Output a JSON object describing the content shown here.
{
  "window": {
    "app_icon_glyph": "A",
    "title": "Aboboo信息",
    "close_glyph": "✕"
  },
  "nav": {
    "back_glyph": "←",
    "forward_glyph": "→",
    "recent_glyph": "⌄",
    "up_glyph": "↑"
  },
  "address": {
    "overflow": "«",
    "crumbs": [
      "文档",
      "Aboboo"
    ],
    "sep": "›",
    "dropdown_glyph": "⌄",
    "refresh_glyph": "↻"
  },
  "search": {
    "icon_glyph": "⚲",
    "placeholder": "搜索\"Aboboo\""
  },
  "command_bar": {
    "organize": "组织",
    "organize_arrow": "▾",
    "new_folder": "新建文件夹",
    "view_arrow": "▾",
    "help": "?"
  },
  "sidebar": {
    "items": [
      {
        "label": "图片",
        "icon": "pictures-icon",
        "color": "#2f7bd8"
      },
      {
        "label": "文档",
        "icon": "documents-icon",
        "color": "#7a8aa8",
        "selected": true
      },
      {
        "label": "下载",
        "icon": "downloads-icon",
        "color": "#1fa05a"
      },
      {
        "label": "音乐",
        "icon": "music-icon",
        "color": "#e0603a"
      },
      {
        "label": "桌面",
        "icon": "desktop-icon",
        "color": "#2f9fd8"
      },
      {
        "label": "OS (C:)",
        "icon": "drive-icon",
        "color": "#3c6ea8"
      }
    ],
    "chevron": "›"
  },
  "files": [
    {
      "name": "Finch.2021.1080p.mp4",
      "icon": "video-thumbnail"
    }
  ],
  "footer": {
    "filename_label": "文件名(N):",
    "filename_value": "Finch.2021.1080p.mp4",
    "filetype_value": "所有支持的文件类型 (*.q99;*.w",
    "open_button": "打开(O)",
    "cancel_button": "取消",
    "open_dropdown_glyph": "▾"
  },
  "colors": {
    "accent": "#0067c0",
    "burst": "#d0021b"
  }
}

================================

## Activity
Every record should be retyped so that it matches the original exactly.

## Task result
Output a JSON object describing the content shown here.
{
  "window": {
    "app_icon_glyph": "A",
    "title": "Aboboo信息",
    "close_glyph": "✕"
  },
  "nav": {
    "back_glyph": "←",
    "forward_glyph": "→",
    "recent_glyph": "⌄",
    "up_glyph": "↑"
  },
  "address": {
    "overflow": "«",
    "crumbs": [
      "文档",
      "Aboboo"
    ],
    "sep": "›",
    "dropdown_glyph": "⌄",
    "refresh_glyph": "↻"
  },
  "search": {
    "icon_glyph": "⚲",
    "placeholder": "搜索\"Aboboo\""
  },
  "command_bar": {
    "organize": "组织",
    "organize_arrow": "▾",
    "new_folder": "新建文件夹",
    "view_arrow": "▾",
    "help": "?"
  },
  "sidebar": {
    "items": [
      {
        "label": "图片",
        "icon": "pictures-icon",
        "color": "#2f7bd8"
      },
      {
        "label": "文档",
        "icon": "documents-icon",
        "color": "#7a8aa8",
        "selected": true
      },
      {
        "label": "下载",
        "icon": "downloads-icon",
        "color": "#1fa05a"
      },
      {
        "label": "音乐",
        "icon": "music-icon",
        "color": "#e0603a"
      },
      {
        "label": "桌面",
        "icon": "desktop-icon",
        "color": "#2f9fd8"
      },
      {
        "label": "OS (C:)",
        "icon": "drive-icon",
        "color": "#3c6ea8"
      }
    ],
    "chevron": "›"
  },
  "files": [
    {
      "name": "Finch.2021.1080p.mp4",
      "icon": "video-thumbnail"
    }
  ],
  "footer": {
    "filename_label": "文件名(N):",
    "filename_value": "Finch.2021.1080p.mp4",
    "filetype_value": "所有支持的文件类型 (*.q99;*.w",
    "open_button": "打开(O)",
    "cancel_button": "取消",
    "open_dropdown_glyph": "▾"
  },
  "colors": {
    "accent": "#0067c0",
    "burst": "#d0021b"
  }
}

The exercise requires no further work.